The Definition of Religion

Religion is a complex phenomenon, involving the beliefs, rituals, and social structures of groups of people who are united by common experiences. It involves beliefs about the nature of the universe and human beings, a moral code, and a system of values that shapes a person’s behavior. It may also involve a person’s relationship with or attitudes toward particular gods, spirits, and texts or places, and many other aspects of the human experience.

The term religion can mean any set of beliefs, practices, and values that a group holds in common, or it may refer to the whole system of religious activities of a culture. The word is so ambiguous that it can be used in various ways, and philosophers have offered a variety of definitions. Some definitions of religion emphasize the fact that a person must believe in something extraordinary to be considered religious, and they are known as “substantive” definitions. Other definitions use different criteria, and they are called “functional” definitions. For example, Emile Durkheim defined religion as whatever sets of practices unite people into a single moral community, and Paul Tillich defined it as the dominant concern that organizes a person’s values (whether or not those concerns involve belief in unusual realities).

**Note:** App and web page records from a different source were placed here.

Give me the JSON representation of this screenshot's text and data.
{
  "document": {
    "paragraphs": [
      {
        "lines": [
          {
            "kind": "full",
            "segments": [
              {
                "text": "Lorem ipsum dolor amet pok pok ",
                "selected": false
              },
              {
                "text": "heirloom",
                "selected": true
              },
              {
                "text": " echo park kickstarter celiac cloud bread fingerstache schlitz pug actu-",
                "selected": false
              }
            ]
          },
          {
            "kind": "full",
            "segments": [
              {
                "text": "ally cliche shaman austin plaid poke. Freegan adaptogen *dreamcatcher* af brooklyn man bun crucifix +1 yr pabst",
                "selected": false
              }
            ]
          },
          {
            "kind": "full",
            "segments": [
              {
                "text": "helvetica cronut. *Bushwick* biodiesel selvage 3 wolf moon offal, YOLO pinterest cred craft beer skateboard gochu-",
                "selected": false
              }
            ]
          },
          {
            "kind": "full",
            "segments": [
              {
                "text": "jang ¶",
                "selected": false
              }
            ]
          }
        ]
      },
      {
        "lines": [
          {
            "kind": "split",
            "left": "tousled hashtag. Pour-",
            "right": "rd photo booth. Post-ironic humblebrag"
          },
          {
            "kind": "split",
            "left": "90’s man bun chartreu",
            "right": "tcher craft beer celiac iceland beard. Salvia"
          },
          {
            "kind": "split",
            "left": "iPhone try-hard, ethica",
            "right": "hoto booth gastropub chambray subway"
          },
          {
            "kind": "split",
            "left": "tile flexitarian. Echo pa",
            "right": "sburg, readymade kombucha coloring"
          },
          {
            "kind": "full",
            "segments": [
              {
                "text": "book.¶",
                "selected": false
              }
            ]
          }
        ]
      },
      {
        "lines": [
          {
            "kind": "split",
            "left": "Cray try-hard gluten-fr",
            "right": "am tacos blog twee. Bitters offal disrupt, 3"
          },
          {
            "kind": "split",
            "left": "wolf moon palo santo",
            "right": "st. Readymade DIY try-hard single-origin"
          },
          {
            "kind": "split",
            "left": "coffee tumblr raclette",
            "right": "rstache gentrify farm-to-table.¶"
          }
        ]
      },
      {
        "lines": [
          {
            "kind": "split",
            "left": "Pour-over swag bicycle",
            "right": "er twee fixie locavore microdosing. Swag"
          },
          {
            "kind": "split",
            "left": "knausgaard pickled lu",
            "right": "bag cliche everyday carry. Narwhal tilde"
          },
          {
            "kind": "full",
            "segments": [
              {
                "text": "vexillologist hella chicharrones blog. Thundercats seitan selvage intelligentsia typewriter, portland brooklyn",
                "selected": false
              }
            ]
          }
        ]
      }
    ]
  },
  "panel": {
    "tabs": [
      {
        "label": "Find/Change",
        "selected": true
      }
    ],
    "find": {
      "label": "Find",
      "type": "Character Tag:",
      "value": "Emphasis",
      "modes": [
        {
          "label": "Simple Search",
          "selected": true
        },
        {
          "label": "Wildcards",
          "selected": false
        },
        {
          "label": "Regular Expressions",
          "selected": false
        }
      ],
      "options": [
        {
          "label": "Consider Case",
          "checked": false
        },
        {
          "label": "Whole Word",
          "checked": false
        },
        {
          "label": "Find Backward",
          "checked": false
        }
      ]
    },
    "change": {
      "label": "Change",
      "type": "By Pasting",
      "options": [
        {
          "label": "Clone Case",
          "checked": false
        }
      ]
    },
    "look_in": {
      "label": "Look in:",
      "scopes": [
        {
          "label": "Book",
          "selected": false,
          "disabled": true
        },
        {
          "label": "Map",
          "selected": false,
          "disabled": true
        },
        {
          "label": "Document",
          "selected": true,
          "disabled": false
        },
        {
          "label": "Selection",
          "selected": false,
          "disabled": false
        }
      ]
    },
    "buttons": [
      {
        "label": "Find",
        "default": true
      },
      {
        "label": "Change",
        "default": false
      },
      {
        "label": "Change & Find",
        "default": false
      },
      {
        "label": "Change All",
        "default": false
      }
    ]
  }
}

Because religion can affect so many aspects of life, it is important to make clear how we define it. Some definitions imply that a person must be active in his or her religion to be considered religious, and this is known as “nominal” religiosity. Other definitions imply that a person must believe in certain things to be considered religious, and these are known as “real” religiosity.

Some people have a view of religion that is extremely broad, and they are sometimes called polytheists or non-theists. However, even this is not very helpful as a way to describe people’s beliefs and practices, because it can exclude many forms of religious experience. For example, there are many people who worship a number of different gods but do not consider themselves to be polytheists, and there are also people who believe in one god but do not believe in any other supernatural beings.

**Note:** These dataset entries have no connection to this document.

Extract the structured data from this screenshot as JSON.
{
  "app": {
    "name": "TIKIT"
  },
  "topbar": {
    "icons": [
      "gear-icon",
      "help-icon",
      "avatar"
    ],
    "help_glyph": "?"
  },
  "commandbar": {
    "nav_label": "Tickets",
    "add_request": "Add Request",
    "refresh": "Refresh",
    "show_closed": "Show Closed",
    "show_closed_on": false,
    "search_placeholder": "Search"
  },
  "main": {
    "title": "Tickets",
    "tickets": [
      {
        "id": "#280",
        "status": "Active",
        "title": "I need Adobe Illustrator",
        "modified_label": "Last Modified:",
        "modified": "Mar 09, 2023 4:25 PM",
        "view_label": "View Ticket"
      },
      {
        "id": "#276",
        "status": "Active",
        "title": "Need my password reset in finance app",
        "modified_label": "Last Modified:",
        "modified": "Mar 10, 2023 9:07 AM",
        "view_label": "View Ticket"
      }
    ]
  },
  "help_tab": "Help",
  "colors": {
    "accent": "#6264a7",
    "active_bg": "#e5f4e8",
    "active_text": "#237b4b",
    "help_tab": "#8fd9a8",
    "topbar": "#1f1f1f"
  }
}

Other people take a narrower approach to the meaning of religion, and they are called religious fundamentalists. This view of religion is usually associated with the religious right in the West, but there are similar movements in other parts of the world. This approach to religion emphasizes that it is not a social genus, and that there is no such thing as an inevitable religion that exists in all cultures. It does not imply that such a view is correct, but it is worth considering the problems that such a view raises. A more rigorous approach to the study of religion has been taken by philosophers who have analyzed the nature of religion in terms of its construction and history. Such a study is known as “reflexive” because it pulls back the lens through which we normally look at religion and reveals its constructed nature.